“The laser is a good initiative,” said Haitian burn surgeon Dr. Rolph Richeme, founder of Fondation Haïtienne D’Aide Aux Brûlés (FONHAB), the Haitian burn foundation. “I think if patients have hypertrophy or keloids then with this technology they will look and feel much better.”
“If burn patients, especially children, are more comfortable with the way their scars look and feel, then they will find it much easier to adjust to their new reality, and they will be more optimistic about the future,” Richeme said.
While providing hands-on instruction on how to use the laser was the reason for the Israelis’ visit, they ended up also educating about infection control, cleaning, bandaging, and nutrition. They also performed unplanned complicated surgeries.
In the course of doing rounds, Haik and his colleague Dr. Moti Harats encountered two patients who were critically ill — quite literally on the verge of dying from their burn injuries, according to Davis.
“There was one small child who was so infected, yet he was about to be sent home!” Haik reported.
After examining the boy in an isolation room, the Israeli doctors determined that the virulent infection required immediate surgical intervention.
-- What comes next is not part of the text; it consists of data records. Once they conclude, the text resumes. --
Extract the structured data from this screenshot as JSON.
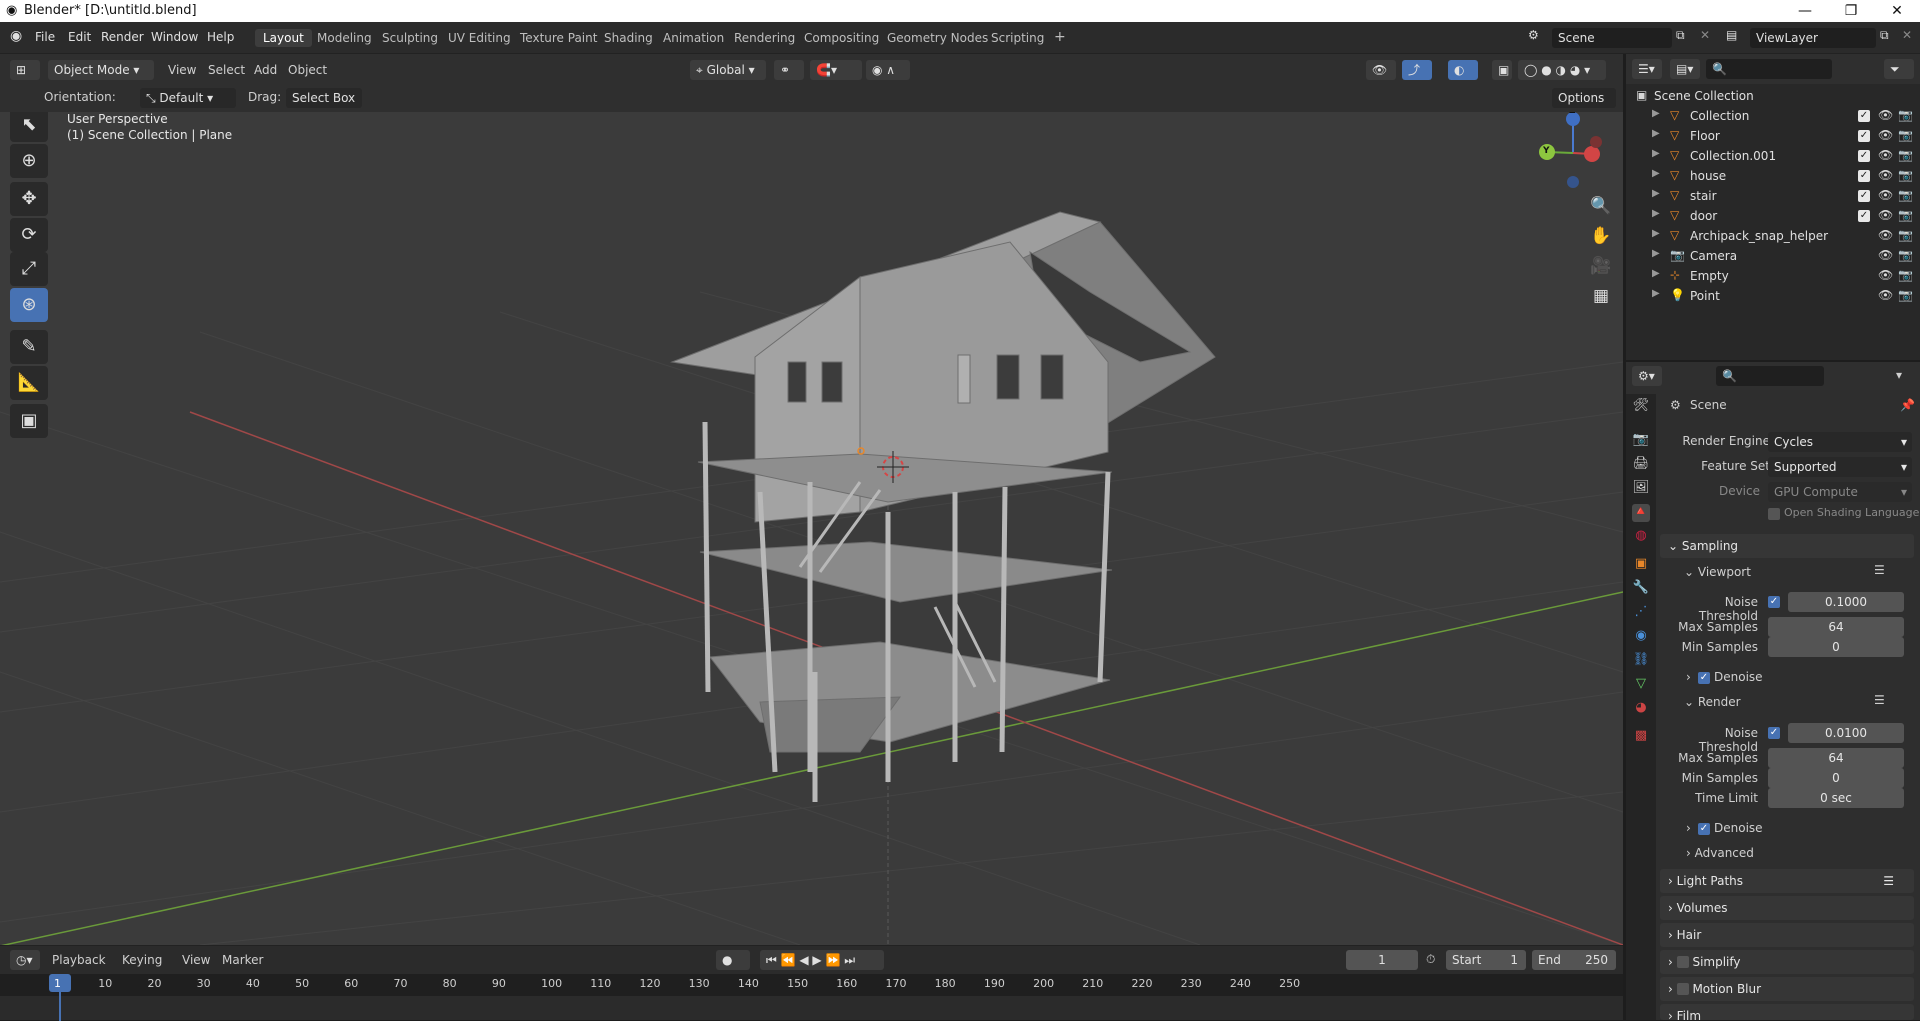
{
  "window": {
    "title": "Blender* [D:\\untitld.blend]",
    "minimize": "—",
    "maximize": "❐",
    "close": "✕"
  },
  "menu": {
    "items": [
      "File",
      "Edit",
      "Render",
      "Window",
      "Help"
    ]
  },
  "workspaces": {
    "tabs": [
      "Layout",
      "Modeling",
      "Sculpting",
      "UV Editing",
      "Texture Paint",
      "Shading",
      "Animation",
      "Rendering",
      "Compositing",
      "Geometry Nodes",
      "Scripting"
    ],
    "active": "Layout",
    "add": "+"
  },
  "scene": {
    "name": "Scene",
    "view_layer": "ViewLayer"
  },
  "viewport_header": {
    "mode": "Object Mode",
    "menus": [
      "View",
      "Select",
      "Add",
      "Object"
    ],
    "transform": "Global",
    "options": "Options"
  },
  "tool_header": {
    "orientation_label": "Orientation:",
    "orientation_value": "Default",
    "drag_label": "Drag:",
    "drag_value": "Select Box"
  },
  "viewport": {
    "perspective": "User Perspective",
    "context": "(1) Scene Collection | Plane",
    "gizmo": {
      "z": "Z",
      "y": "Y"
    }
  },
  "outliner": {
    "root": "Scene Collection",
    "items": [
      {
        "name": "Collection",
        "icon": "collection-icon"
      },
      {
        "name": "Floor",
        "icon": "collection-icon"
      },
      {
        "name": "Collection.001",
        "icon": "collection-icon"
      },
      {
        "name": "house",
        "icon": "collection-icon"
      },
      {
        "name": "stair",
        "icon": "collection-icon"
      },
      {
        "name": "door",
        "icon": "collection-icon"
      },
      {
        "name": "Archipack_snap_helper",
        "icon": "mesh-icon"
      },
      {
        "name": "Camera",
        "icon": "camera-icon"
      },
      {
        "name": "Empty",
        "icon": "empty-icon"
      },
      {
        "name": "Point",
        "icon": "light-icon"
      }
    ]
  },
  "properties": {
    "context": "Scene",
    "render_engine_label": "Render Engine",
    "render_engine": "Cycles",
    "feature_set_label": "Feature Set",
    "feature_set": "Supported",
    "device_label": "Device",
    "device": "GPU Compute",
    "osl": "Open Shading Language",
    "sampling": "Sampling",
    "viewport_sub": "Viewport",
    "render_sub": "Render",
    "noise_threshold_label": "Noise Threshold",
    "viewport_noise": "0.1000",
    "max_samples_label": "Max Samples",
    "viewport_max": "64",
    "min_samples_label": "Min Samples",
    "viewport_min": "0",
    "denoise": "Denoise",
    "render_noise": "0.0100",
    "render_max": "64",
    "render_min": "0",
    "time_limit_label": "Time Limit",
    "time_limit": "0 sec",
    "advanced": "Advanced",
    "panels": [
      "Light Paths",
      "Volumes",
      "Hair",
      "Simplify",
      "Motion Blur",
      "Film"
    ]
  },
  "timeline": {
    "menus": [
      "Playback",
      "Keying",
      "View",
      "Marker"
    ],
    "current_frame": "1",
    "start_label": "Start",
    "start": "1",
    "end_label": "End",
    "end": "250",
    "ticks": [
      "1",
      "10",
      "20",
      "30",
      "40",
      "50",
      "60",
      "70",
      "80",
      "90",
      "100",
      "110",
      "120",
      "130",
      "140",
      "150",
      "160",
      "170",
      "180",
      "190",
      "200",
      "210",
      "220",
      "230",
      "240",
      "250"
    ]
  }
}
The team performed a deep debridement and found that the infection had spread to a lymph node. Had the procedure been delayed by a few days, it was likely that the boy would have died from the spreading of the infection to his blood.
The second case involved a 27-year-old woman had been burned six months earlier when she fell face-first into a réchaud, or traditional Haitian stove. Her face and neck had deep second-degree burns, but there was no ability to do a skin graft. By the time the Israelis arrived, the woman had formed keloidal scars that resulted in her mouth fusing almost completely shut. Barely able to put a straw into her mouth for nourishment, she was starving to death. To complicate matters, the woman was seven months pregnant.
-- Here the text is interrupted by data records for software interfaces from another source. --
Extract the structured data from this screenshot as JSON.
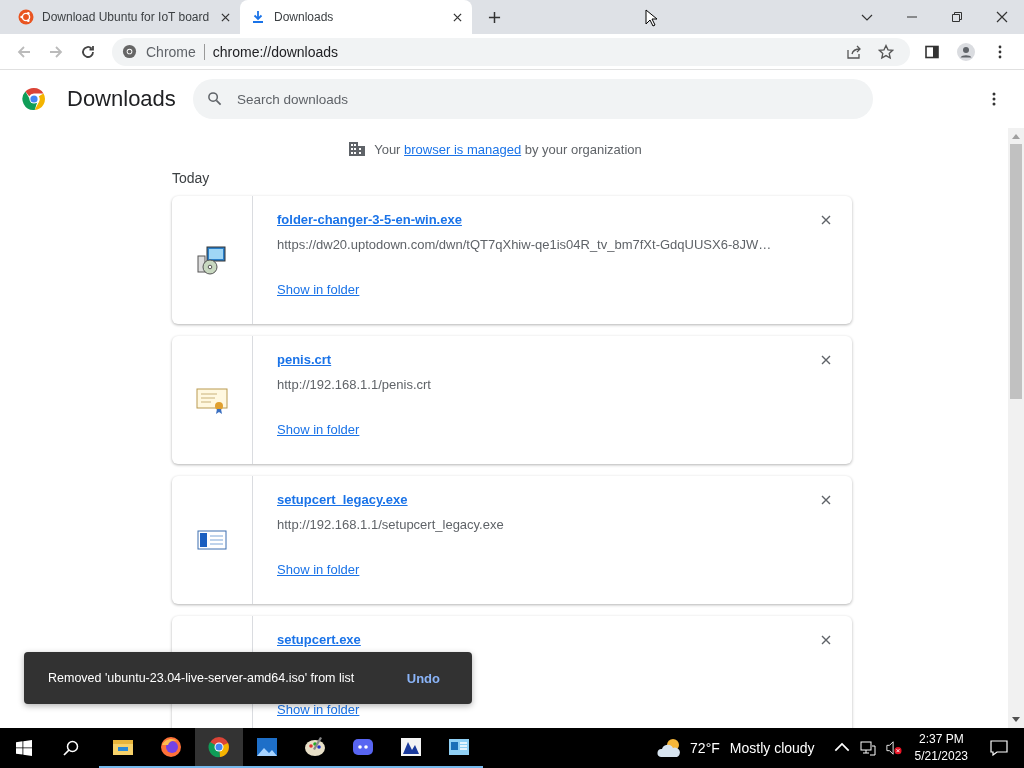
{
  "tabs": [
    {
      "title": "Download Ubuntu for IoT board",
      "kind": "ubuntu",
      "selected": false
    },
    {
      "title": "Downloads",
      "kind": "download",
      "selected": true
    }
  ],
  "omnibox": {
    "chip": "Chrome",
    "url": "chrome://downloads"
  },
  "page": {
    "title": "Downloads",
    "search": {
      "placeholder": "Search downloads"
    },
    "managed_notice": {
      "before": "Your",
      "link": "browser is managed",
      "after": "by your organization"
    },
    "date_heading": "Today",
    "downloads": [
      {
        "name": "folder-changer-3-5-en-win.exe",
        "url": "https://dw20.uptodown.com/dwn/tQT7qXhiw-qe1is04R_tv_bm7fXt-GdqUUSX6-8JW…",
        "action": "Show in folder",
        "kind": "installer"
      },
      {
        "name": "penis.crt",
        "url": "http://192.168.1.1/penis.crt",
        "action": "Show in folder",
        "kind": "certificate"
      },
      {
        "name": "setupcert_legacy.exe",
        "url": "http://192.168.1.1/setupcert_legacy.exe",
        "action": "Show in folder",
        "kind": "window"
      },
      {
        "name": "setupcert.exe",
        "action": "Show in folder",
        "kind": "hidden"
      }
    ]
  },
  "toast": {
    "message": "Removed 'ubuntu-23.04-live-server-amd64.iso' from list",
    "action": "Undo"
  },
  "taskbar": {
    "apps": [
      {
        "kind": "explorer",
        "selected": false
      },
      {
        "kind": "firefox",
        "selected": false
      },
      {
        "kind": "chrome",
        "selected": true
      },
      {
        "kind": "photos",
        "selected": false
      },
      {
        "kind": "paint",
        "selected": false
      },
      {
        "kind": "discord",
        "selected": false
      },
      {
        "kind": "viewer",
        "selected": false
      },
      {
        "kind": "control",
        "selected": false
      }
    ],
    "weather": {
      "temperature": "72°F",
      "condition": "Mostly cloudy"
    },
    "time": "2:37 PM",
    "date": "5/21/2023"
  }
}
“The Israeli team had an excruciatingly difficult decision to make. To save both this woman and her unborn child they would have to perform a major procedure under local anesthesia. If they did not attempt to free up her mouth, a slow death for this young woman and her child was a certainty,” Davis said.
The visiting team even brought food from the dining hall to patients, as Haitian hospitals do not provide meals and patients must rely on what family members can bring them to eat. The doctors’ gesture was merely a stopgap measure in providing the proper amounts of protein needed by burn victims to heal.
Haik, who has served on medical missions to many countries around the world and represents Israel at the World Health Organization, is positive about the Haiti mission’s outcome. He and his colleagues stay in touch with the surgeons from Hispaniola on social media and are available for long distance consultations. But most importantly, the Haitian and Dominican physicians can now support one another in using the technology.
“The multiplier effect of the mission is the biggest treasure,” Haik said.
Davis started his work on behalf of burn victims with “burn camps” in Israel, India, and Brazil aimed at helping children and adolescents deal with their physical disfigurement and emotional scars. However, with clinical advancement in the last five years due to the introduction of lasers, Davis decided that BAN’s focus should be as much on technology as on psycho-social healing.
“I am confident that the future of pediatric burn care even in resource-challenged countries will include both burn camps to restore the spirit and laser therapy to heal the scars,” Davis said.